It stands out because it is being delivered by the same actor behind many of the Dridex campaigns (iTWire report here) tracked over the last year.
In this campaign, messages from random senders with the subject "ATTN: Invoice J-12345678" deliver an attachment "invoice_J-12345678.doc". The attachments are MS Word documents containing macros which download and install the Locky ransomware. The botnet (a group of infected machines running a spam bot) delivering the spam is the same botnet that distributes the vast majority of messages bearing the Dridex banking Trojan.
The ransomware encrypts files based on their extension and uses notepad to display the ransom message. It also replaces the Desktop background with the ransom message. If the user visits the onion (or tor2web) links specified in the ransom message, they are instructed to buy Bitcoins, send them to a certain Bitcoin address, and then refresh the page to wait for the decryptor download. There is no guarantee that the key will be provided if you pay.

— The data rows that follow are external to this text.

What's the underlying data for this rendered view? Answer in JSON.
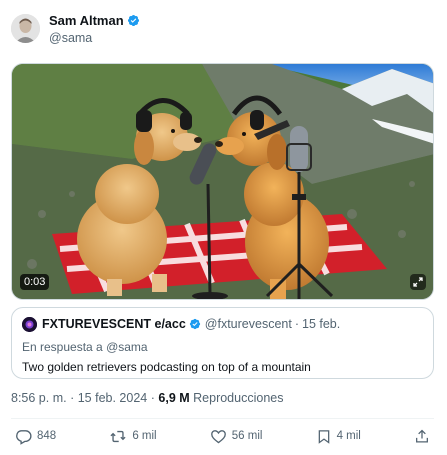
{
  "author": {
    "name": "Sam Altman",
    "handle": "@sama",
    "verified": true
  },
  "media": {
    "type": "video",
    "duration": "0:03",
    "expand_icon": "expand-icon"
  },
  "quote": {
    "name": "FXTUREVESCENT e/acc",
    "handle": "@fxturevescent",
    "separator": "·",
    "date": "15 feb.",
    "reply_prefix": "En respuesta a",
    "reply_mention": "@sama",
    "text": "Two golden retrievers podcasting on top of a mountain"
  },
  "meta": {
    "time": "8:56 p. m.",
    "separator": "·",
    "date": "15 feb. 2024",
    "separator2": "·",
    "views": "6,9 M",
    "views_label": "Reproducciones"
  },
  "actions": {
    "replies": "848",
    "reposts": "6 mil",
    "likes": "56 mil",
    "bookmarks": "4 mil"
  },
  "colors": {
    "verified": "#1d9bf0",
    "text_primary": "#0f1419",
    "text_secondary": "#536471",
    "border": "#cfd9de"
  }
}
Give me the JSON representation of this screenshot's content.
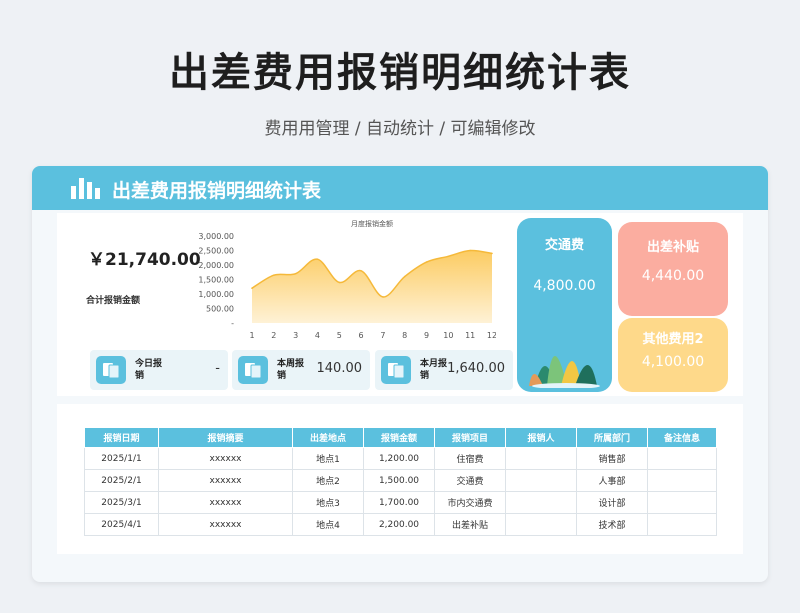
{
  "page": {
    "title": "出差费用报销明细统计表",
    "subtitle": "费用用管理 /  自动统计  /  可编辑修改"
  },
  "dashboard": {
    "header_title": "出差费用报销明细统计表",
    "total_amount": "￥21,740.00",
    "total_label": "合计报销金额",
    "stats": [
      {
        "label": "今日报销",
        "value": "-"
      },
      {
        "label": "本周报销",
        "value": "140.00"
      },
      {
        "label": "本月报销",
        "value": "1,640.00"
      }
    ],
    "tiles": {
      "traffic": {
        "title": "交通费",
        "value": "4,800.00",
        "color": "#5bc0de"
      },
      "trip_allowance": {
        "title": "出差补贴",
        "value": "4,440.00",
        "color": "#fbada0"
      },
      "other": {
        "title": "其他费用2",
        "value": "4,100.00",
        "color": "#fed98a"
      }
    }
  },
  "chart_data": {
    "type": "area",
    "title": "月度报销金额",
    "x": [
      1,
      2,
      3,
      4,
      5,
      6,
      7,
      8,
      9,
      10,
      11,
      12
    ],
    "values": [
      1200,
      1650,
      1700,
      2200,
      1400,
      1800,
      900,
      1600,
      2100,
      2300,
      2500,
      2400
    ],
    "yticks": [
      "3,000.00",
      "2,500.00",
      "2,000.00",
      "1,500.00",
      "1,000.00",
      "500.00",
      "-"
    ],
    "ylim": [
      0,
      3000
    ],
    "color": "#fcc95a",
    "grid": false
  },
  "table": {
    "headers": [
      "报销日期",
      "报销摘要",
      "出差地点",
      "报销金额",
      "报销项目",
      "报销人",
      "所属部门",
      "备注信息"
    ],
    "rows": [
      [
        "2025/1/1",
        "xxxxxx",
        "地点1",
        "1,200.00",
        "住宿费",
        "",
        "销售部",
        ""
      ],
      [
        "2025/2/1",
        "xxxxxx",
        "地点2",
        "1,500.00",
        "交通费",
        "",
        "人事部",
        ""
      ],
      [
        "2025/3/1",
        "xxxxxx",
        "地点3",
        "1,700.00",
        "市内交通费",
        "",
        "设计部",
        ""
      ],
      [
        "2025/4/1",
        "xxxxxx",
        "地点4",
        "2,200.00",
        "出差补贴",
        "",
        "技术部",
        ""
      ]
    ]
  }
}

At this stage antivirus company coverage is limited and once encrypted you will lose your files unless you have recent backup.
It is mainly aimed at corporate targets. Sysadmins should check to see if there are .locky extension files on network shares. If so, look at the owner in the on_Locky_recover_instructions.txt file in each folder. Then lock the owners Active Directory user and computer account immediately and take them off the network. The only cure is to rebuild the PC from scratch.
Sysadmins should disable Microsoft Office running macros by default. This will also protect against Dridex.